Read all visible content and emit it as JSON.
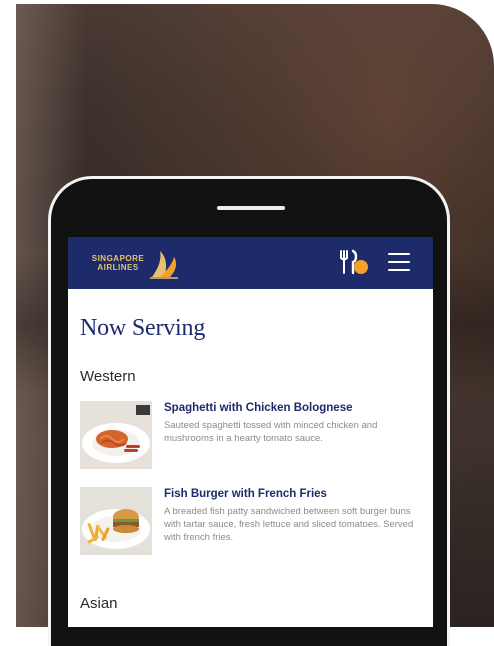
{
  "app": {
    "brand_line1": "SINGAPORE",
    "brand_line2": "AIRLINES",
    "brand_color": "#1d2b6b",
    "accent_color": "#e8c170",
    "badge_color": "#f2a02a"
  },
  "header": {
    "logo_icon": "singapore-airlines-bird-icon",
    "meal_icon": "fork-knife-icon",
    "menu_icon": "hamburger-menu-icon"
  },
  "page": {
    "title": "Now Serving"
  },
  "sections": [
    {
      "name": "Western",
      "items": [
        {
          "name": "Spaghetti with Chicken Bolognese",
          "description": "Sauteed spaghetti tossed with minced chicken and mushrooms in a hearty tomato sauce."
        },
        {
          "name": "Fish Burger with French Fries",
          "description": "A breaded fish patty sandwiched between soft burger buns with tartar sauce, fresh lettuce and sliced tomatoes. Served with french fries."
        }
      ]
    },
    {
      "name": "Asian",
      "items": []
    }
  ]
}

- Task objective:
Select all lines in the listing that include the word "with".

- Task answer:
          "name": "Spaghetti with Chicken Bolognese",
          "description": "Sauteed spaghetti tossed with minced chicken and mushrooms in a hearty tomato sauce."
          "name": "Fish Burger with French Fries",
          "description": "A breaded fish patty sandwiched between soft burger buns with tartar sauce, fresh lettuce and sliced tomatoes. Served with french fries."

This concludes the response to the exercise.